-- THE INPUT follows --

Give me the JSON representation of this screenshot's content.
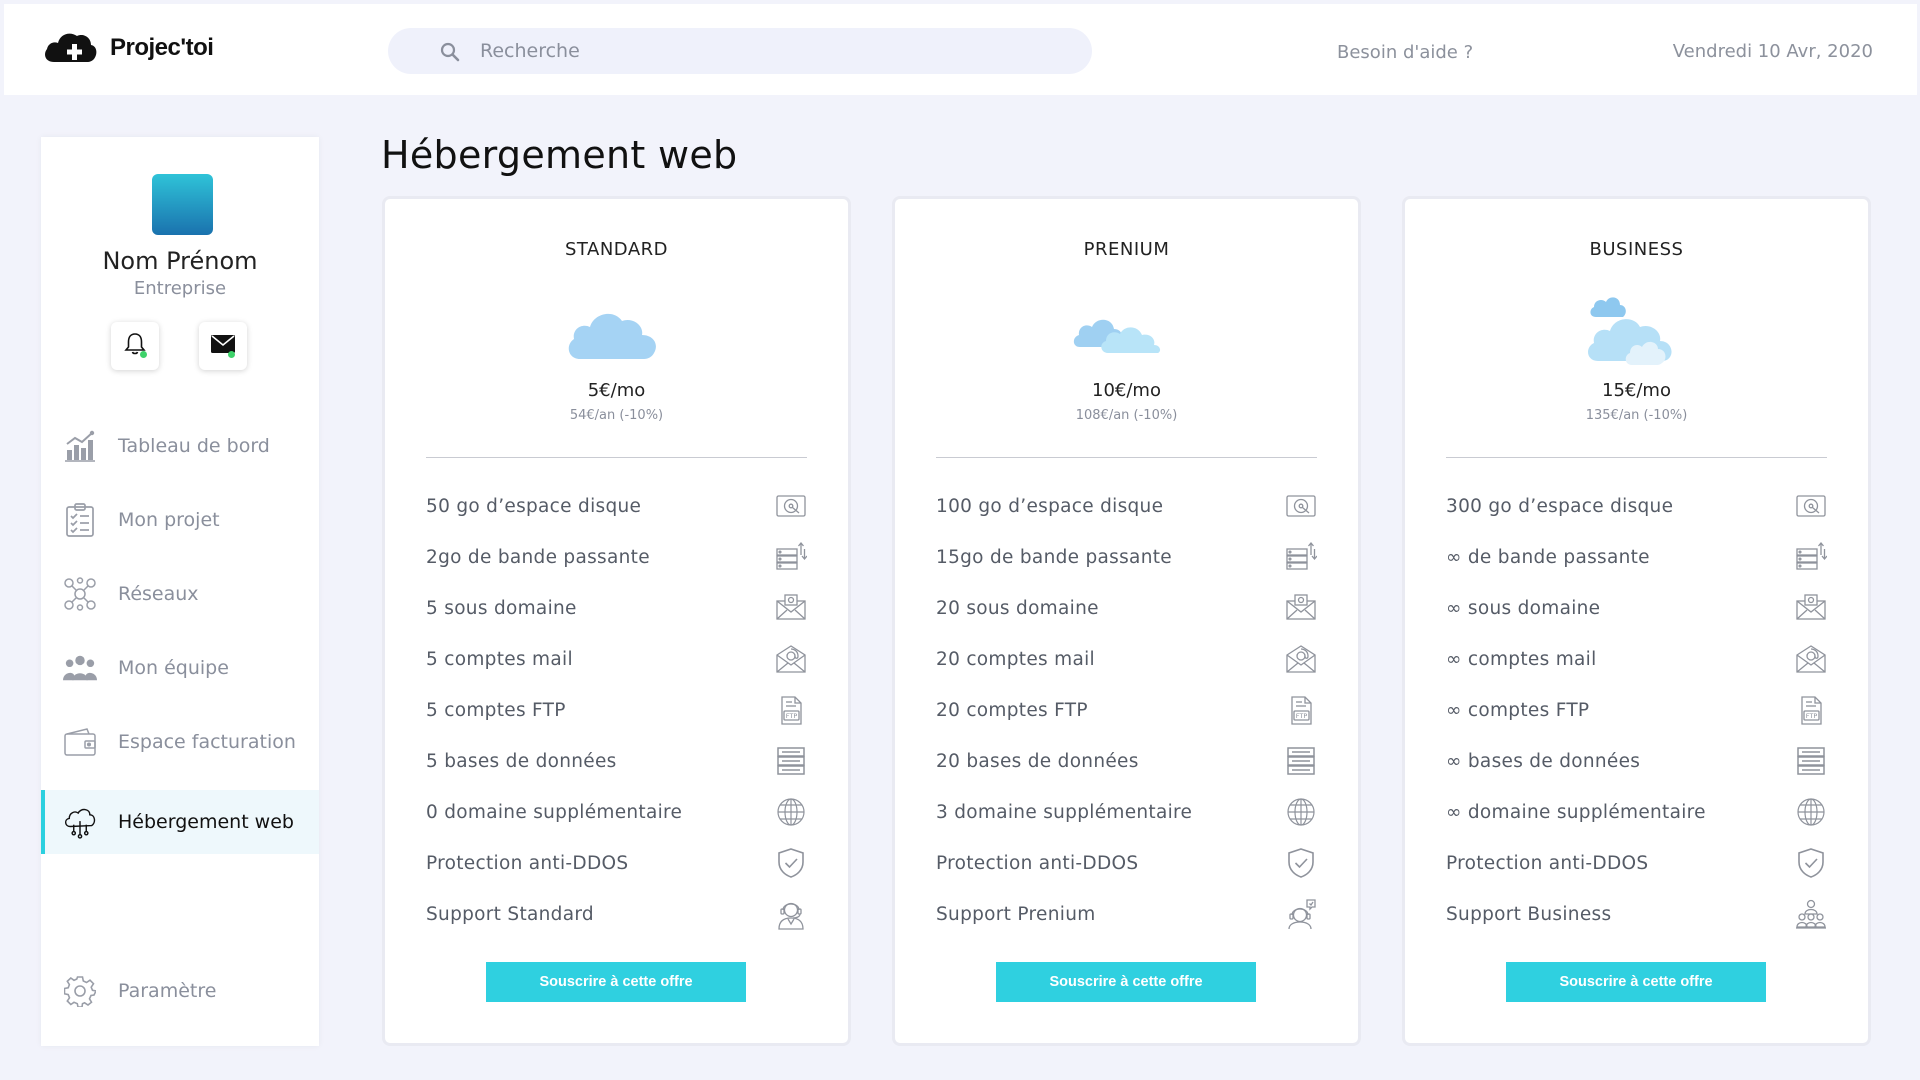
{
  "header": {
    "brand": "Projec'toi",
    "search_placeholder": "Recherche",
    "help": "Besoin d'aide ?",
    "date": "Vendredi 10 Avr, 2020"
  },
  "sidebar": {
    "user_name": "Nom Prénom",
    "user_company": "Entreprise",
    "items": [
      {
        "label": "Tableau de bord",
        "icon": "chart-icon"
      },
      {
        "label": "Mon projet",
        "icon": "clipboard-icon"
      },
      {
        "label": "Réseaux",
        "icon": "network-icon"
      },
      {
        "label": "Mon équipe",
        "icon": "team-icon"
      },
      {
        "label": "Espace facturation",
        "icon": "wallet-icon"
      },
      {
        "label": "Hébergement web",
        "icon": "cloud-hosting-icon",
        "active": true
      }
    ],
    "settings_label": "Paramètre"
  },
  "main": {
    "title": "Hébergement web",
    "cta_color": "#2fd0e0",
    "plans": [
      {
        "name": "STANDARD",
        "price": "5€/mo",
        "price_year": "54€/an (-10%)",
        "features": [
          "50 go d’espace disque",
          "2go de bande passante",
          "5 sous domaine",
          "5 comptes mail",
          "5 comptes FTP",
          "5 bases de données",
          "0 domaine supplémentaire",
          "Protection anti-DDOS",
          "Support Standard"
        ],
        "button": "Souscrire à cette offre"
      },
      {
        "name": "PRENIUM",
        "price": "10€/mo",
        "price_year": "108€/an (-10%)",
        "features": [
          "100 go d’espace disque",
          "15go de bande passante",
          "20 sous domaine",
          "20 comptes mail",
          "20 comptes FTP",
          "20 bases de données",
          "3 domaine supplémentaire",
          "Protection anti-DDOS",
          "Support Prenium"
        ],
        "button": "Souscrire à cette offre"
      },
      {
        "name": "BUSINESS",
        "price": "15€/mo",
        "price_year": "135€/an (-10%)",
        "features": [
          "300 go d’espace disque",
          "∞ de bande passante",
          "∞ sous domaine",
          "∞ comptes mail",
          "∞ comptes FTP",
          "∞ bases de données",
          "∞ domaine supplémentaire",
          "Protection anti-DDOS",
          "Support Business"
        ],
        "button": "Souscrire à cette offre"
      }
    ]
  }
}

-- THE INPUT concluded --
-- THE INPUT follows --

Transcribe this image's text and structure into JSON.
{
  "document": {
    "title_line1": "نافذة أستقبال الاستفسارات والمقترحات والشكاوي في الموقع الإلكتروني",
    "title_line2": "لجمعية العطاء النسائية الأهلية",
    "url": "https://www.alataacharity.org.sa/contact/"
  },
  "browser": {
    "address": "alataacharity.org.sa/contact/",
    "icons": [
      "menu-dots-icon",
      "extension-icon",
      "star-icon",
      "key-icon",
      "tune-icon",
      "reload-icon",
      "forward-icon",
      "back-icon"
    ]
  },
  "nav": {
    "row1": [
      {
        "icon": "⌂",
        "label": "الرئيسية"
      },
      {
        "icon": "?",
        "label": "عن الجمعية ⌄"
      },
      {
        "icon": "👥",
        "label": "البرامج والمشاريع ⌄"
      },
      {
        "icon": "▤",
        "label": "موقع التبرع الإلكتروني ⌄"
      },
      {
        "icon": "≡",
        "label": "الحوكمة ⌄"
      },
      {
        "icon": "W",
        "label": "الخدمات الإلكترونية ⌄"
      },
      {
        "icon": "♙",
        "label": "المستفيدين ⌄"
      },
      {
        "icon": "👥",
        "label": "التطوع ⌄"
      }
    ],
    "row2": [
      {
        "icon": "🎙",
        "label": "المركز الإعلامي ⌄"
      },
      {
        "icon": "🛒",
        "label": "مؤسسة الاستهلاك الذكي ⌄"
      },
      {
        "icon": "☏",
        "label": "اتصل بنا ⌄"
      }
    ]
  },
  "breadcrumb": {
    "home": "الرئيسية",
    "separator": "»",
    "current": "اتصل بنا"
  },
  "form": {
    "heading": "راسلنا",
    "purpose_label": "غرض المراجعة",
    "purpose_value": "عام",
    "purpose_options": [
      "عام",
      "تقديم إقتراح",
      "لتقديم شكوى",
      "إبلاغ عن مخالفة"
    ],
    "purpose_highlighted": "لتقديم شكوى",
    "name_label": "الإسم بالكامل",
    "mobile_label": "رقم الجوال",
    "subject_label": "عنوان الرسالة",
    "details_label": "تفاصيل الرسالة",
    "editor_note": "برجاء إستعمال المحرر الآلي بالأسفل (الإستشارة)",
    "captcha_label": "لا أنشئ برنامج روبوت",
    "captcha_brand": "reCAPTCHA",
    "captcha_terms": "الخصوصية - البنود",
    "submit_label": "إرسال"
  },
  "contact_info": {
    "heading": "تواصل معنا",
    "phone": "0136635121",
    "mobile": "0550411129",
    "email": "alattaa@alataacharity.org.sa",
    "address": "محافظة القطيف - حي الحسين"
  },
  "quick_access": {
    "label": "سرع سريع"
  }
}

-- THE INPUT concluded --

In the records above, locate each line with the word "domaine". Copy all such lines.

• SOLUTION:
          "5 sous domaine",
          "0 domaine supplémentaire",
          "20 sous domaine",
          "3 domaine supplémentaire",
          "∞ sous domaine",
          "∞ domaine supplémentaire",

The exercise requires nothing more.